According to The Telegraph, Mr Johnson wants every secondary school in England to spend at least £5,000 per pupil.

The Government's current national funding formula for schools aims to allocate a minimum of £4,800 per pupil in English secondary schools by 2019-20 - £200 less than the amount pledged by Mr Johnson.

The bookies' favourite to succeed Theresa May said: "This country is like a giant that is managing heroically to hop on one leg.

"If we fund our schools properly, if we pay sufficient attention both to vocational training as well as to mathematics and languages, then we will loosen the shackle that is holding us back."

Mr Johnson also hinted that he could compel pupils to continue learning maths beyond the age of 16.

"We are unlike many other competitor economies in allowing students to drop maths at 16, even though numeracy is integral to tech, IT, and so many sectors in which the UK leads the world," he said.

"Again, we find ourselves importing software engineers to make up for the deficiencies in our own output. If we can level up, if we can find the potential for excellence that exists in every school in the country, then we can double or treble the range and inventiveness of the UK."

Mr Johnson's campaign received a boost at the weekend as Chief Secretary to the Treasury Liz Truss and Brexit minister Kwasi Kwarteng threw their weight behind his bid to lead the Conservatives.

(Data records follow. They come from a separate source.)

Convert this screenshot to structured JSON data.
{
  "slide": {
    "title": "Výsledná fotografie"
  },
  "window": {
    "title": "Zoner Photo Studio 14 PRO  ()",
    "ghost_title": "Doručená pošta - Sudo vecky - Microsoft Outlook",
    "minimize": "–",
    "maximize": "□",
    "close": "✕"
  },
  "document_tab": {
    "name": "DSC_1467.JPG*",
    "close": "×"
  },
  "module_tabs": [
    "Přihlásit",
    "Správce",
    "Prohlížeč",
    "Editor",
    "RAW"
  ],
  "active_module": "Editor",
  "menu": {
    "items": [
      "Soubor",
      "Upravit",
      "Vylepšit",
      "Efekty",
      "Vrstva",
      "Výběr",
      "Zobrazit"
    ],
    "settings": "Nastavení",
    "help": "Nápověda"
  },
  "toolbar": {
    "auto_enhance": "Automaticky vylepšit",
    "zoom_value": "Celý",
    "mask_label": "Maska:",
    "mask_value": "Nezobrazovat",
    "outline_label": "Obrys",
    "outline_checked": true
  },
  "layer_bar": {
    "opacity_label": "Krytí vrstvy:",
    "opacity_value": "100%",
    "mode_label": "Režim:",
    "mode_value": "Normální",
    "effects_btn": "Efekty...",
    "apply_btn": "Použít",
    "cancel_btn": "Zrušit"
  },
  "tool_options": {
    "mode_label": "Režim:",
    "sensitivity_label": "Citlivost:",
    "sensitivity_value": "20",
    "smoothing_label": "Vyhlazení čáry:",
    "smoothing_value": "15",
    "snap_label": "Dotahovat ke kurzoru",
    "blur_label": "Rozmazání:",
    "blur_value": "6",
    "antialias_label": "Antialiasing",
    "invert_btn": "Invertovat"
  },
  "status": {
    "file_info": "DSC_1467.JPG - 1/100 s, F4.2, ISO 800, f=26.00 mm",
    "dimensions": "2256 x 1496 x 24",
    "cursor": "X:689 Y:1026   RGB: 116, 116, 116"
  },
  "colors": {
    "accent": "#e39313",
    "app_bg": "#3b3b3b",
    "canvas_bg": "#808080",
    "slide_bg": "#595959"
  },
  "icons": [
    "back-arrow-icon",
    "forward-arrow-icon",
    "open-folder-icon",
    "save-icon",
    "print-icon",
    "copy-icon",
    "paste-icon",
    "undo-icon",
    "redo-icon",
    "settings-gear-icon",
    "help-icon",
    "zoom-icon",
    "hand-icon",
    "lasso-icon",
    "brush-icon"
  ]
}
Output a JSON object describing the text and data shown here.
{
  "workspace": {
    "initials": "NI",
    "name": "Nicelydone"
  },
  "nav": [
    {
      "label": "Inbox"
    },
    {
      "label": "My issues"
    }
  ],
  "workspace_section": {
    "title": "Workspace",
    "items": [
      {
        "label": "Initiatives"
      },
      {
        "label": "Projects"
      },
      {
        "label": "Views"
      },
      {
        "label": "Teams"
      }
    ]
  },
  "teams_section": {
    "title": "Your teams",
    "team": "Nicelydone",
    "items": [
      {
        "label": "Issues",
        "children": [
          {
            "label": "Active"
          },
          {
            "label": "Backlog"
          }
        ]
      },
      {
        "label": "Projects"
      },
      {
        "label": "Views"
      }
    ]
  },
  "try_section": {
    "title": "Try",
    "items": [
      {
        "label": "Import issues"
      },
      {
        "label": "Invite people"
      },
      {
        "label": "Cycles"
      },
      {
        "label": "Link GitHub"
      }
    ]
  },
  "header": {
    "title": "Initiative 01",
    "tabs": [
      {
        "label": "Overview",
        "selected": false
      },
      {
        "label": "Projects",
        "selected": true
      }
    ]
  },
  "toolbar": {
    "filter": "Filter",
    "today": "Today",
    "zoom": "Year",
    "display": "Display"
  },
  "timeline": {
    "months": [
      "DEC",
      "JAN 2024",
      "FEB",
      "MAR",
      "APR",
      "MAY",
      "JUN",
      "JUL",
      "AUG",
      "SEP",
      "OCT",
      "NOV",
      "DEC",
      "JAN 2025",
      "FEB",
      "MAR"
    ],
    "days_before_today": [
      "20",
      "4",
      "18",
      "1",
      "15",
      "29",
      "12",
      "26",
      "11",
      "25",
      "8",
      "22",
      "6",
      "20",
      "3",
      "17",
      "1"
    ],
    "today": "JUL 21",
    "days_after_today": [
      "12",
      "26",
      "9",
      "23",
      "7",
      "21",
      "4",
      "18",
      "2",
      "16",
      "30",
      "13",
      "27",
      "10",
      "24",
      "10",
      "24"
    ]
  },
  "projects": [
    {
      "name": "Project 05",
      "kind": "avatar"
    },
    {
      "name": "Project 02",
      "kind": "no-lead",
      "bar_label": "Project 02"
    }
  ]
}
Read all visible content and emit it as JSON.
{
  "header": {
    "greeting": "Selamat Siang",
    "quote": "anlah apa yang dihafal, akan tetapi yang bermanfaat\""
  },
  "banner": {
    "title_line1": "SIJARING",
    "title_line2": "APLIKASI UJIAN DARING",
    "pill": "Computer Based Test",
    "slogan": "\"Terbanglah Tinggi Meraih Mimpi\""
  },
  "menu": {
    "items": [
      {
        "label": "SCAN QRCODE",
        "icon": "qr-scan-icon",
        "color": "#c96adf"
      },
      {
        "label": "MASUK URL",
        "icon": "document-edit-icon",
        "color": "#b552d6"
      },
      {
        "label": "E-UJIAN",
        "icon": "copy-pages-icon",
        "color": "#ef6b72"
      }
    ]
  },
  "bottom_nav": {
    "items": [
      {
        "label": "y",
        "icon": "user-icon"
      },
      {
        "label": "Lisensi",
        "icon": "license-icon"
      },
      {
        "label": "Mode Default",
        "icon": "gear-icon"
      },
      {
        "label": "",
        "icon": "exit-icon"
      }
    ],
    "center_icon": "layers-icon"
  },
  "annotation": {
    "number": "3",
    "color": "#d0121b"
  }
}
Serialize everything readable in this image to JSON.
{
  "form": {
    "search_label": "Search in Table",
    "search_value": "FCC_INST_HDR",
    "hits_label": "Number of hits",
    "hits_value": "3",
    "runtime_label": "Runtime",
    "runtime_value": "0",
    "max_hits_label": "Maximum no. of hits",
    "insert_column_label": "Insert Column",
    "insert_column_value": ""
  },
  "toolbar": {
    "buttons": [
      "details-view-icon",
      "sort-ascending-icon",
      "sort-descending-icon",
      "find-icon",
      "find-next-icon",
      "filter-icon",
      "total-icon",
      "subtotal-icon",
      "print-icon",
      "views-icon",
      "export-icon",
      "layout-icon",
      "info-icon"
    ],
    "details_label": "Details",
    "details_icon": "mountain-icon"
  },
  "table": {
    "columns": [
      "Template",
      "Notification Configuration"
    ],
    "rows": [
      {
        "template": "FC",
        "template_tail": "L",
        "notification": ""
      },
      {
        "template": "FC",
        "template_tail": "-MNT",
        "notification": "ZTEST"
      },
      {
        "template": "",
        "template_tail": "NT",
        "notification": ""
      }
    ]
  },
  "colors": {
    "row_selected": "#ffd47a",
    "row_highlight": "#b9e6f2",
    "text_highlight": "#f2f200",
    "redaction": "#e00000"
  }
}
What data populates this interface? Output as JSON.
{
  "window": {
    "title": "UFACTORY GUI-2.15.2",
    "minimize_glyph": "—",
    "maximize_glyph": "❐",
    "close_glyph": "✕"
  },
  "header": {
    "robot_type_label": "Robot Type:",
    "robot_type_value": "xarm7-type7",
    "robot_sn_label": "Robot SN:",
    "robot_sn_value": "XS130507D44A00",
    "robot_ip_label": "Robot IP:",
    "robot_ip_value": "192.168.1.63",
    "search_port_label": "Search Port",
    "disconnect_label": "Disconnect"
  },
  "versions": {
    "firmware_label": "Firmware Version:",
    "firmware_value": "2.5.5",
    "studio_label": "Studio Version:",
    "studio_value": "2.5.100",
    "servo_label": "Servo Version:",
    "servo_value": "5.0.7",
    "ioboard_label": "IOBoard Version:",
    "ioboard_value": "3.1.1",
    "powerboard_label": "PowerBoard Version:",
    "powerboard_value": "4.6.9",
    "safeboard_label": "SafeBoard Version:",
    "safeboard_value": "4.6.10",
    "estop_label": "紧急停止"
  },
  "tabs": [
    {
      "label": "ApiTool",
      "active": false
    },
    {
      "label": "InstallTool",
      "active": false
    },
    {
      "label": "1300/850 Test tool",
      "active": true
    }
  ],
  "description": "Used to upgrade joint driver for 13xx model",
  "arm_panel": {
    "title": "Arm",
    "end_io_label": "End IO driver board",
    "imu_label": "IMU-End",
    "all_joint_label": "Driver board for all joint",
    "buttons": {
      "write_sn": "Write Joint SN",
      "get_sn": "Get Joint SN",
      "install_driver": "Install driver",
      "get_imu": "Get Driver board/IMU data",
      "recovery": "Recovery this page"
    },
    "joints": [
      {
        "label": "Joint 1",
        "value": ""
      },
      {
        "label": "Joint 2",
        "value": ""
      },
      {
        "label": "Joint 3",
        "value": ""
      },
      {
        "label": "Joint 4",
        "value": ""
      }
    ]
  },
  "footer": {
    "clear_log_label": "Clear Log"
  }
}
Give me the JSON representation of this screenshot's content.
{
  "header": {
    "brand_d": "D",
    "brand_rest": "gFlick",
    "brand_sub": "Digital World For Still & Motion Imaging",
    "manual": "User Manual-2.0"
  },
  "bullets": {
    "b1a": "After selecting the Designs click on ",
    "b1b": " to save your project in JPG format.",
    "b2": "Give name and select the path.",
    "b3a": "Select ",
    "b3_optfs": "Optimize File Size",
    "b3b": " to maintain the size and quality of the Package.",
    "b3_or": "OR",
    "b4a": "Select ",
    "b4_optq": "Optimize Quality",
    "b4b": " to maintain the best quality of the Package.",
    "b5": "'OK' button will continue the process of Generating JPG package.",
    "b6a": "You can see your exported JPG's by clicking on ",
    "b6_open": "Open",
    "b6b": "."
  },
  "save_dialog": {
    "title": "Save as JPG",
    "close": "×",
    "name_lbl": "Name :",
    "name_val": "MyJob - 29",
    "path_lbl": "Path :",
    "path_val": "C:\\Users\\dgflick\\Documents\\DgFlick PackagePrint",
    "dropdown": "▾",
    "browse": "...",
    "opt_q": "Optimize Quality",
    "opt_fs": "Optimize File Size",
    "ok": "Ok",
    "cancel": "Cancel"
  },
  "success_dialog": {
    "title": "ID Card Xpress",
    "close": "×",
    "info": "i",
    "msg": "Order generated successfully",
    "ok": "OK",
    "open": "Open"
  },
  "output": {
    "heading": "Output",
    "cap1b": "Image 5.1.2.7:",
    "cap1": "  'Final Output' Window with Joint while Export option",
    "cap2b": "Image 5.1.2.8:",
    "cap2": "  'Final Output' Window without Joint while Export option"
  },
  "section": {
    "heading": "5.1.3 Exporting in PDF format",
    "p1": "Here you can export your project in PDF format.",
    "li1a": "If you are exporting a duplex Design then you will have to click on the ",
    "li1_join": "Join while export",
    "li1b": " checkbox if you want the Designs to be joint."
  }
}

US President Donald Trump - who jets into the UK for a three-day trip on Monday - meanwhile said he believed Mr Johnson would make an "excellent" prime minister.


The former Cabinet minister's funding pledge came as fellow Conservative leadership contender Matt Hancock outlined his own plan to loosen immigration restrictions on medics in a bid to boost NHS staffing after Brexit.

In a speech, the Health Secretary will vow to ditch all immigration restrictions for qualified doctors and nurses from around the world provided they have a job offer in the health service.

According to extracts of the speech seen by The Guardian, Mr Hancock will say: “Our NHS could not provide its world-class service to patients without the hardworking doctors and nurses from other nations.

"That’s why I believe, after Brexit, we need to see the free movement of medics – doctors and nurses – from all around the world."

The two men are among the 13 candidates now duking it out to succeed Theresa May when she formally triggers the Tory leadership contest by resigning as party leader on Friday.